Page and application data records:
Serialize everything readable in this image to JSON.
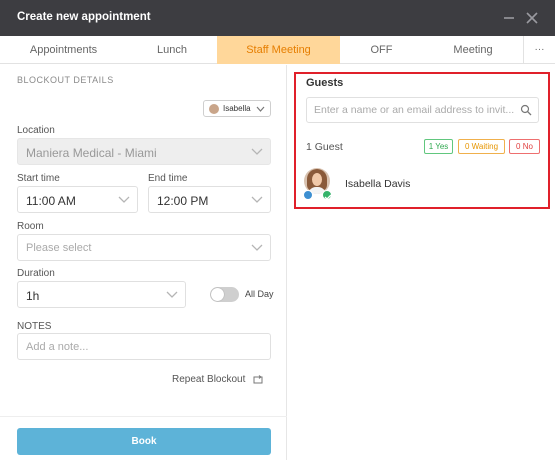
{
  "window": {
    "title": "Create new appointment"
  },
  "tabs": [
    {
      "label": "Appointments",
      "active": false
    },
    {
      "label": "Lunch",
      "active": false
    },
    {
      "label": "Staff Meeting",
      "active": true
    },
    {
      "label": "OFF",
      "active": false
    },
    {
      "label": "Meeting",
      "active": false
    }
  ],
  "tabs_more": "···",
  "form": {
    "section_title": "BLOCKOUT DETAILS",
    "owner": "Isabella",
    "location_label": "Location",
    "location_value": "Maniera Medical - Miami",
    "start_label": "Start time",
    "start_value": "11:00 AM",
    "end_label": "End time",
    "end_value": "12:00 PM",
    "room_label": "Room",
    "room_placeholder": "Please select",
    "duration_label": "Duration",
    "duration_value": "1h",
    "allday_label": "All Day",
    "allday_on": false,
    "notes_label": "NOTES",
    "notes_placeholder": "Add a note...",
    "repeat_label": "Repeat Blockout",
    "book_label": "Book"
  },
  "guests": {
    "title": "Guests",
    "search_placeholder": "Enter a name or an email address to invit...",
    "count_label": "1 Guest",
    "yes_label": "1 Yes",
    "waiting_label": "0 Waiting",
    "no_label": "0 No",
    "list": [
      {
        "name": "Isabella Davis"
      }
    ]
  },
  "colors": {
    "titlebar": "#3d3d41",
    "active_tab_bg": "#ffd79a",
    "active_tab_text": "#e67e00",
    "book_button": "#5db3d8",
    "highlight_border": "#e0202a"
  }
}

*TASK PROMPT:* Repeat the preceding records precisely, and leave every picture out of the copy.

*SOLUTION:*
Serialize everything readable in this image to JSON.
{
  "window": {
    "title": "Create new appointment"
  },
  "tabs": [
    {
      "label": "Appointments",
      "active": false
    },
    {
      "label": "Lunch",
      "active": false
    },
    {
      "label": "Staff Meeting",
      "active": true
    },
    {
      "label": "OFF",
      "active": false
    },
    {
      "label": "Meeting",
      "active": false
    }
  ],
  "tabs_more": "···",
  "form": {
    "section_title": "BLOCKOUT DETAILS",
    "owner": "Isabella",
    "location_label": "Location",
    "location_value": "Maniera Medical - Miami",
    "start_label": "Start time",
    "start_value": "11:00 AM",
    "end_label": "End time",
    "end_value": "12:00 PM",
    "room_label": "Room",
    "room_placeholder": "Please select",
    "duration_label": "Duration",
    "duration_value": "1h",
    "allday_label": "All Day",
    "allday_on": false,
    "notes_label": "NOTES",
    "notes_placeholder": "Add a note...",
    "repeat_label": "Repeat Blockout",
    "book_label": "Book"
  },
  "guests": {
    "title": "Guests",
    "search_placeholder": "Enter a name or an email address to invit...",
    "count_label": "1 Guest",
    "yes_label": "1 Yes",
    "waiting_label": "0 Waiting",
    "no_label": "0 No",
    "list": [
      {
        "name": "Isabella Davis"
      }
    ]
  },
  "colors": {
    "titlebar": "#3d3d41",
    "active_tab_bg": "#ffd79a",
    "active_tab_text": "#e67e00",
    "book_button": "#5db3d8",
    "highlight_border": "#e0202a"
  }
}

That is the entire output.